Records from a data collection
━━━━━━━━━━━━━━━━━━━━━━━━━━━━━━
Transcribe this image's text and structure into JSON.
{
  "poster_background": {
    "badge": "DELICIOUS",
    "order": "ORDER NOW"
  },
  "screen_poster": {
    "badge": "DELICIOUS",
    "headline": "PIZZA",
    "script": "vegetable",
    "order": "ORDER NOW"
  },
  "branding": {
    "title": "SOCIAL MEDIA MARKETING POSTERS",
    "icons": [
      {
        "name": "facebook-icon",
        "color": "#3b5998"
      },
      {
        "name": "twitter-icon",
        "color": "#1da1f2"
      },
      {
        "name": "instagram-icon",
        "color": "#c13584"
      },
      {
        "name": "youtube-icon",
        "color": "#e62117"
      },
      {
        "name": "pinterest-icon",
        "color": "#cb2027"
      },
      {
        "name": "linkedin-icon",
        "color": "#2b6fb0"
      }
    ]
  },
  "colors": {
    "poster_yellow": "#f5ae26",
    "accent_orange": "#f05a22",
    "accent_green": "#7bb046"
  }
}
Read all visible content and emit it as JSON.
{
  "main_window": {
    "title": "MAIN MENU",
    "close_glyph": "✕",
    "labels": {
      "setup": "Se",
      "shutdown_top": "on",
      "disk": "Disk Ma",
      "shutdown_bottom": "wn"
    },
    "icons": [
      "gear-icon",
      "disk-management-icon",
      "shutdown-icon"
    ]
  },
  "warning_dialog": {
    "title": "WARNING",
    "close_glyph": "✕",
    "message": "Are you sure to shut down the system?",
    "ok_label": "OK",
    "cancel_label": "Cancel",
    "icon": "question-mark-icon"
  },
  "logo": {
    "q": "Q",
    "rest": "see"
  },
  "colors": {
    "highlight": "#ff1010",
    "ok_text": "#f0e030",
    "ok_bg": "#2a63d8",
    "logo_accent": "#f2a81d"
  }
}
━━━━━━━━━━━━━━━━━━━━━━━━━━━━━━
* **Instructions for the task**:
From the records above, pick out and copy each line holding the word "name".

* **Answer to the problem**:
        "name": "facebook-icon",
        "name": "twitter-icon",
        "name": "instagram-icon",
        "name": "youtube-icon",
        "name": "pinterest-icon",
        "name": "linkedin-icon",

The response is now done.